▶ [EXERCISE MATERIALS]
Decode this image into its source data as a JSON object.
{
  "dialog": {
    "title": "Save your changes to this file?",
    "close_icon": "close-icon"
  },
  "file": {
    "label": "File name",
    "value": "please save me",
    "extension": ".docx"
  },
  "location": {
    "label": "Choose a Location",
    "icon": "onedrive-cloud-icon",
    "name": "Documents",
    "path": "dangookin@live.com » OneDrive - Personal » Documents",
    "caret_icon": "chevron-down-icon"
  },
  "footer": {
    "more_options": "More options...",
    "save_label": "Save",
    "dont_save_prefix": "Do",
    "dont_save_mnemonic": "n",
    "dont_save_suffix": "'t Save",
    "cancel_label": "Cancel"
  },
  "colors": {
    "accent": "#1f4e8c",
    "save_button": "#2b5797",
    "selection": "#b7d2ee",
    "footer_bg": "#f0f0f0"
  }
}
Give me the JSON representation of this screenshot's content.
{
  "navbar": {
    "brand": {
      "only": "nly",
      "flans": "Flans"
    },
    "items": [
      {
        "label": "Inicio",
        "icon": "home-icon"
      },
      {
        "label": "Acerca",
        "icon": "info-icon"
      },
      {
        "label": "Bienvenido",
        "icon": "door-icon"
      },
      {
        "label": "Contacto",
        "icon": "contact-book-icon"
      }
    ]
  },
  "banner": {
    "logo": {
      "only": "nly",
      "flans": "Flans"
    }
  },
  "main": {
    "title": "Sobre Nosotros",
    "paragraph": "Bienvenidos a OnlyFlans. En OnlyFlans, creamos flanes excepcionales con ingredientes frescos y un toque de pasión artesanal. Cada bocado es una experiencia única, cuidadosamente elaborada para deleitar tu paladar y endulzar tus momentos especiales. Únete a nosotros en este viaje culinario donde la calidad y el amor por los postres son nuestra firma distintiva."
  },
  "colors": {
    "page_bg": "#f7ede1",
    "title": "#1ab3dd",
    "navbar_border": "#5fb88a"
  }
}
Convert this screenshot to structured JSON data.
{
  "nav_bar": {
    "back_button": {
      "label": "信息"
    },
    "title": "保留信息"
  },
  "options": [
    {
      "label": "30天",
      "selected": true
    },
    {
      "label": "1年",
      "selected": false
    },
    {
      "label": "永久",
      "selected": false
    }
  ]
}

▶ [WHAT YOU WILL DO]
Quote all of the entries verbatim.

▶ [SOLUTION TO THIS PROBLEM]
Decode this image into its source data as a JSON object.
{
  "dialog": {
    "title": "Save your changes to this file?",
    "close_icon": "close-icon"
  },
  "file": {
    "label": "File name",
    "value": "please save me",
    "extension": ".docx"
  },
  "location": {
    "label": "Choose a Location",
    "icon": "onedrive-cloud-icon",
    "name": "Documents",
    "path": "dangookin@live.com » OneDrive - Personal » Documents",
    "caret_icon": "chevron-down-icon"
  },
  "footer": {
    "more_options": "More options...",
    "save_label": "Save",
    "dont_save_prefix": "Do",
    "dont_save_mnemonic": "n",
    "dont_save_suffix": "'t Save",
    "cancel_label": "Cancel"
  },
  "colors": {
    "accent": "#1f4e8c",
    "save_button": "#2b5797",
    "selection": "#b7d2ee",
    "footer_bg": "#f0f0f0"
  }
}
Give me the JSON representation of this screenshot's content.
{
  "navbar": {
    "brand": {
      "only": "nly",
      "flans": "Flans"
    },
    "items": [
      {
        "label": "Inicio",
        "icon": "home-icon"
      },
      {
        "label": "Acerca",
        "icon": "info-icon"
      },
      {
        "label": "Bienvenido",
        "icon": "door-icon"
      },
      {
        "label": "Contacto",
        "icon": "contact-book-icon"
      }
    ]
  },
  "banner": {
    "logo": {
      "only": "nly",
      "flans": "Flans"
    }
  },
  "main": {
    "title": "Sobre Nosotros",
    "paragraph": "Bienvenidos a OnlyFlans. En OnlyFlans, creamos flanes excepcionales con ingredientes frescos y un toque de pasión artesanal. Cada bocado es una experiencia única, cuidadosamente elaborada para deleitar tu paladar y endulzar tus momentos especiales. Únete a nosotros en este viaje culinario donde la calidad y el amor por los postres son nuestra firma distintiva."
  },
  "colors": {
    "page_bg": "#f7ede1",
    "title": "#1ab3dd",
    "navbar_border": "#5fb88a"
  }
}
Convert this screenshot to structured JSON data.
{
  "nav_bar": {
    "back_button": {
      "label": "信息"
    },
    "title": "保留信息"
  },
  "options": [
    {
      "label": "30天",
      "selected": true
    },
    {
      "label": "1年",
      "selected": false
    },
    {
      "label": "永久",
      "selected": false
    }
  ]
}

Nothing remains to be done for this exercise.